New leadership has been announced at the Municipal Securities Rulemaking Board, muniland’s primary regulator. Alan Polsky of Dougherty & Co., the incoming MSRB chairman, has spent much of his career working towards increased transparency in the muni secondary market where bonds trade after issuance. This is great news. From the Bond Buyer:
Alan D. Polsky, senior vice president of Minneapolis-based Dougherty & Co. LLC and former chair of the National Federation of Municipal Analysts, will be the next chairman of the Municipal Securities Rulemaking Board beginning Oct. 1, according to market sources.
Polsky spent a great deal of time trying to improve secondary market disclosure when he chaired the NFMA in 2001. During that year, the NFMA issued several “best practice” disclosure documents recommending how issuers, borrowers, and other market participants could improve disclosure in various sectors of the market. Polsky also was a member of the Muni Council, a group of about 20 muni market group representatives dedicated to improving secondary market disclosure.
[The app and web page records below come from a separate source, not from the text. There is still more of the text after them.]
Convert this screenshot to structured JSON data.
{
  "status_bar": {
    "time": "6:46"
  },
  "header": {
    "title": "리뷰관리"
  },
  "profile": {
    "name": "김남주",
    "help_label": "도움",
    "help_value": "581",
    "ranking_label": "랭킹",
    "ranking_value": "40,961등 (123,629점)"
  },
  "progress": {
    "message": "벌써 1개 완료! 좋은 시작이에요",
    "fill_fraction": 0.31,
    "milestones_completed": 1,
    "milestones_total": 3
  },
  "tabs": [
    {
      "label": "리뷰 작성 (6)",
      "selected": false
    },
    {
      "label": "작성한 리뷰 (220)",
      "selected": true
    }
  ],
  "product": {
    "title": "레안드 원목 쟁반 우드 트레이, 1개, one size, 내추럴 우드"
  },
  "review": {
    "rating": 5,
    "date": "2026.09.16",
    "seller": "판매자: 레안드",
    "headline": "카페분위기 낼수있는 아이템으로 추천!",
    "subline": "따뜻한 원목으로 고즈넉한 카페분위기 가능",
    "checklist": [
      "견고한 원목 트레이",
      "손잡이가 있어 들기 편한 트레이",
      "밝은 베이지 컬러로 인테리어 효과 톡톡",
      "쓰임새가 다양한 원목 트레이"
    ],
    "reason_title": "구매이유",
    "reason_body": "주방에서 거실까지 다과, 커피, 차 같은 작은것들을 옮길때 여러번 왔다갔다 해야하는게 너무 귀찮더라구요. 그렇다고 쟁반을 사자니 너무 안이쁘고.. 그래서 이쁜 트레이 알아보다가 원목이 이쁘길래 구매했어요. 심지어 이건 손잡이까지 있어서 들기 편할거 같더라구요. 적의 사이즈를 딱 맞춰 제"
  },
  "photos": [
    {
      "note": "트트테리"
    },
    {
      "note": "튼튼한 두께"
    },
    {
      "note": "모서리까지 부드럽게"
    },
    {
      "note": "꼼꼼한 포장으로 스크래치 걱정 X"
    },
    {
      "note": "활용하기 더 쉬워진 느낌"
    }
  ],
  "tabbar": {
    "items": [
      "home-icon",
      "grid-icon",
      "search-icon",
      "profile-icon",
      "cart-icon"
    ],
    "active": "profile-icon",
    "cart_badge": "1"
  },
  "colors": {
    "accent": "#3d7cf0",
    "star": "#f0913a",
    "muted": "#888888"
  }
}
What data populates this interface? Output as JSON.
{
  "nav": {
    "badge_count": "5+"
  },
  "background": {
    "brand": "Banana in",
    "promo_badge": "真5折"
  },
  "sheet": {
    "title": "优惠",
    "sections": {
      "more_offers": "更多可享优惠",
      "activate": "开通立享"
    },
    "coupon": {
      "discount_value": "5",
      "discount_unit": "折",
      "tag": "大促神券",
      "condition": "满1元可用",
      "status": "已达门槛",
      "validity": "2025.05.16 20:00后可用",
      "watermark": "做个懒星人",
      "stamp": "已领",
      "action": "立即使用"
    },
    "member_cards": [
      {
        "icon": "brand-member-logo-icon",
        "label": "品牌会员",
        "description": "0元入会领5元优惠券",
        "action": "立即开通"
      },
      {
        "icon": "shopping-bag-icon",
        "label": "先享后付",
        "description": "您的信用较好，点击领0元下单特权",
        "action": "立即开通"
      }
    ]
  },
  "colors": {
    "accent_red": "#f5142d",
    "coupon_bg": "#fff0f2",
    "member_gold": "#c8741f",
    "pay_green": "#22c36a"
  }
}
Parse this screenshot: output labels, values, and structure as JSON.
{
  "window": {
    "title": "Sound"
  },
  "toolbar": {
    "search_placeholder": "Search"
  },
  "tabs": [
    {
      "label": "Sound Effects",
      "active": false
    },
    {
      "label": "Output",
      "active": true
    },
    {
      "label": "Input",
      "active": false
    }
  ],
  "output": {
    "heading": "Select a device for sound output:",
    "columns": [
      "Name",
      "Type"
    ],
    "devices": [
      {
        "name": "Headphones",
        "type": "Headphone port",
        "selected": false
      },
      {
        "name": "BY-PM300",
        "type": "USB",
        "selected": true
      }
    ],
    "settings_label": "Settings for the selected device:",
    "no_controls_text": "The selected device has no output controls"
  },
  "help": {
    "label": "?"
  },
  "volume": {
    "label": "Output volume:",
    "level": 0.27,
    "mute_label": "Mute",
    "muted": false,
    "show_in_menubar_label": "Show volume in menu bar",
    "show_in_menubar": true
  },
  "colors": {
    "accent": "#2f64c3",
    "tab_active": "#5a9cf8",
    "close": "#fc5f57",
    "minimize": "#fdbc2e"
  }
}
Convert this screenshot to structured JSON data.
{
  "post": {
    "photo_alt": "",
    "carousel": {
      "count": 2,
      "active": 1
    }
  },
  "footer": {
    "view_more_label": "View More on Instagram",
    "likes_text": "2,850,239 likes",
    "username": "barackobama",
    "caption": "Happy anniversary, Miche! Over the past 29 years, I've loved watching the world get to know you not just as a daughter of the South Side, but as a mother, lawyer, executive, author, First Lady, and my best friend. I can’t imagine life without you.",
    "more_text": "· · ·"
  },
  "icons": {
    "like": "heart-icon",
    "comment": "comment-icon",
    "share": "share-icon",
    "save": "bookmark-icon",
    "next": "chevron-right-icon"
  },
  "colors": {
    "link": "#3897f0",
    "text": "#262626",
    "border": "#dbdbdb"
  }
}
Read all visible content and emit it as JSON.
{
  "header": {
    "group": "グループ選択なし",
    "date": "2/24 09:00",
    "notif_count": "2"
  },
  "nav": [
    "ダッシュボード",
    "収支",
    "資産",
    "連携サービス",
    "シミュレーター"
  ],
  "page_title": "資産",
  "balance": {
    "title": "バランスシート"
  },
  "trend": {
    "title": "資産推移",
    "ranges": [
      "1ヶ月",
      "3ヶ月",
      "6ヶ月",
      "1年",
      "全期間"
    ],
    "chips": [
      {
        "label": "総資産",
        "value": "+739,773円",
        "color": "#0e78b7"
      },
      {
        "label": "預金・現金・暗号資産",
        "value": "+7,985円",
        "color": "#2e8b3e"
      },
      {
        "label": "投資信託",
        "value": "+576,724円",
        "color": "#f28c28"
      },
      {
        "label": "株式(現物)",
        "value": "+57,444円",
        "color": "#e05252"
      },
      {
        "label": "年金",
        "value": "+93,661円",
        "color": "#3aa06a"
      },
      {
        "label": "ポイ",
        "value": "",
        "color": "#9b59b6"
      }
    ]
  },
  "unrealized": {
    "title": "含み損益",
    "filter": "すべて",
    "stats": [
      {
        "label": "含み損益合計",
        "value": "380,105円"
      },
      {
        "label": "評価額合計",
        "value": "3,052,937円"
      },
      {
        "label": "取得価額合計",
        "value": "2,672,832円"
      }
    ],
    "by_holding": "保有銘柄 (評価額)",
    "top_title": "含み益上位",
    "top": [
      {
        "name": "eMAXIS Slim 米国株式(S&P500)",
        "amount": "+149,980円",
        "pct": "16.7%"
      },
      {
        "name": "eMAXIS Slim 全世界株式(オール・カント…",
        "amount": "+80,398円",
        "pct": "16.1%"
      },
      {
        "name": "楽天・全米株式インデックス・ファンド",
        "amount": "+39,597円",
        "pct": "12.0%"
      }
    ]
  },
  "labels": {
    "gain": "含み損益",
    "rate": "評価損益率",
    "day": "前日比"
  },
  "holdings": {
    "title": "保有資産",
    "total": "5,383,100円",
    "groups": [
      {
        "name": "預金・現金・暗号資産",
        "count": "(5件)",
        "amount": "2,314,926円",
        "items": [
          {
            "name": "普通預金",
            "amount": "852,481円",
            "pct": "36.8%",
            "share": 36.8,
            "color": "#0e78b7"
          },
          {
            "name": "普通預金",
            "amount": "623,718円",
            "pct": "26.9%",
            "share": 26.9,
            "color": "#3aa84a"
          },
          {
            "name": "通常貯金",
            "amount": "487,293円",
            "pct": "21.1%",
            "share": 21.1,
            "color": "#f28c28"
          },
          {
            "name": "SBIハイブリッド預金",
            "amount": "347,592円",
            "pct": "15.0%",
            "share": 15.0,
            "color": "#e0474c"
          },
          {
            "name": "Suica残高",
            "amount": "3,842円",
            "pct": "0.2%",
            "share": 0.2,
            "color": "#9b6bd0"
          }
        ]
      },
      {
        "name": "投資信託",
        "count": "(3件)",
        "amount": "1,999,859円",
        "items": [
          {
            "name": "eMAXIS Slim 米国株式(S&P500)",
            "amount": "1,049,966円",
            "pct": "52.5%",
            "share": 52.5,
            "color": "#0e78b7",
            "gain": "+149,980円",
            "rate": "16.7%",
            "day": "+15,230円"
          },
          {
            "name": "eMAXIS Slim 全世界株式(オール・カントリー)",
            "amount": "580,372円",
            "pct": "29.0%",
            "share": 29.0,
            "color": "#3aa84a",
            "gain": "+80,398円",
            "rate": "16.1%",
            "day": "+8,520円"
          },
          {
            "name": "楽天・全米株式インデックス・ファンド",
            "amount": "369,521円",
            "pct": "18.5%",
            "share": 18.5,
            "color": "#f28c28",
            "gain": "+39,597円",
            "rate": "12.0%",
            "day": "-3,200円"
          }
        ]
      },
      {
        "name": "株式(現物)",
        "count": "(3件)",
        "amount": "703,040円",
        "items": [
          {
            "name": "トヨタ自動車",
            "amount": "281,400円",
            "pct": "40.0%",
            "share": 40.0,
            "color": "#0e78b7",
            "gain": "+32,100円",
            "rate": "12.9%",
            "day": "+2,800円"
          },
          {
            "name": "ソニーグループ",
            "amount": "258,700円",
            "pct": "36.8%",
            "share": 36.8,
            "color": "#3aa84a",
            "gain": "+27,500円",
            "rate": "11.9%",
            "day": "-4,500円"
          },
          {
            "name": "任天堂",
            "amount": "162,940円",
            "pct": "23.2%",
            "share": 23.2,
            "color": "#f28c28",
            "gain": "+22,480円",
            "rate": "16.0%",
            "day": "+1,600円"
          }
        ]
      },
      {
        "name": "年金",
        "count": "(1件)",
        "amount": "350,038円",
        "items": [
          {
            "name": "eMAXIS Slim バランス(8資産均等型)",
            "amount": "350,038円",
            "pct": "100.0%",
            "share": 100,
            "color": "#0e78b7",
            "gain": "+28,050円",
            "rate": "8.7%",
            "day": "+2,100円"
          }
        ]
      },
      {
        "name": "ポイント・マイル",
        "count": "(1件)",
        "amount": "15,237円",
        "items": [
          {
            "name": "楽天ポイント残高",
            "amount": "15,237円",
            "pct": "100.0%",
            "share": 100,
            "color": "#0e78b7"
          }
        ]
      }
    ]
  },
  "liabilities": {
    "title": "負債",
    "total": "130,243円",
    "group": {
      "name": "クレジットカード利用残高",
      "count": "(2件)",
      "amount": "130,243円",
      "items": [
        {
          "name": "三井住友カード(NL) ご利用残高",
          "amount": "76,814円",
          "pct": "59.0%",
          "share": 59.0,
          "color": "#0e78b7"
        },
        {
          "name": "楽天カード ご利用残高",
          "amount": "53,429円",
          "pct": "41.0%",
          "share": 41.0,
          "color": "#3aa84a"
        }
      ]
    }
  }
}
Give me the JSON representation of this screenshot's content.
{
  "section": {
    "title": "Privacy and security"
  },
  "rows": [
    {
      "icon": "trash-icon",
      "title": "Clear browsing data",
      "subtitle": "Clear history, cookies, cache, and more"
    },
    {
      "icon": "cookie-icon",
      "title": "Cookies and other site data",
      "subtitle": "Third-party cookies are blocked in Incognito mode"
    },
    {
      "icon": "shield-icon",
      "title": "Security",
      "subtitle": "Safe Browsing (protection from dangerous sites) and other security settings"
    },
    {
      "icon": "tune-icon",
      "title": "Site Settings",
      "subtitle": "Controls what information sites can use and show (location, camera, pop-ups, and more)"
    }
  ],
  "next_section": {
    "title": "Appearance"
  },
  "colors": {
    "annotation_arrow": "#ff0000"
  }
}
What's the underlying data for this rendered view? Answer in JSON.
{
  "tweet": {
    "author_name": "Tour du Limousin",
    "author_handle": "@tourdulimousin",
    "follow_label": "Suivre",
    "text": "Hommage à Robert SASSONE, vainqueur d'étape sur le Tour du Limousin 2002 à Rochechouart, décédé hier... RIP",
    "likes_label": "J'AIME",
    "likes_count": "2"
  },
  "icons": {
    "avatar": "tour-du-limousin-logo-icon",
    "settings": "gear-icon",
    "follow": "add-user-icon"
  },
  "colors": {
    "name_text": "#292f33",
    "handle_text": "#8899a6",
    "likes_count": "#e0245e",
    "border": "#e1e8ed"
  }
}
The group was responsible for the creation of the Central Post Office facility which temporarily served as a one-stop place for issuers to file their disclosure documents.
Joint Economic Committee
I wasn’t aware of this great resource on the economic conditions of the states and nation from the Joint Economic Committee of the U.S. Congress. The site offers an especially good section on metrics like unemployment levels, earnings and housing stats, and much more. As an example here is a JEC report on Colorado.
USA Today also has an excellent graphic showing job-growth forecasts by state.
State unemployment funds still underwater
Stateline has written an excellent article talking about how states, which jointly fund and administer unemployment benefits, are rapidly reducing benefits and raising corporate taxes to replenish their coffers. States have borrowed $37 billion from the federal government to pay unemployment benefits, and this must begin to be repaid. States are taking a variety of approaches, including making it harder to receive benefits, reducing benefit levels and raising taxes on employers. Stateline talks specifically about Florida’s approach:
Florida’s new approach is unique: It is the only state that will base unemployment benefits on a sliding scale. Florida’s unemployed may get up to 23 weeks of aid if the state’s unemployment rate is at least 10.5 percent, which it currently is. If joblessness falls to 5 percent, the unemployed get benefits for 12 weeks.
[Florida state Representative Doug] Holder, the House sponsor, stresses that a big priority was to remake “the unemployment system into a reemployment system.” Those receiving benefits must take an online skills assessment that plugs them into the state’s job-matching system. They also must submit information online that shows they contacted at least five employers a week or have met with a representative at a local One-Stop Career Center.
The changes on the benefits side didn’t prevent Florida from having to raise payroll taxes on businesses. But they did reduce the amount of the increase. Without Florida’s new law, businesses there would have seen the minimum payment per employee go from about $72 per year to $207. With the new law, the minimum payment next year will rise to $156.
@munilass: Polsky is an excellent choice for the MSRB.
Follow me at @cate_long and muni issues at #muniland
+ Good Links +
Bloomberg: Atlanta Grows Lettuce as Urban Farms Bloom
CUSIP Global Services: CUSIP Request Volume Forecasts Slowdown in Corp and Muni Debt Issuance
SIFMA’s: 3rd Annual Muni-Bond Summit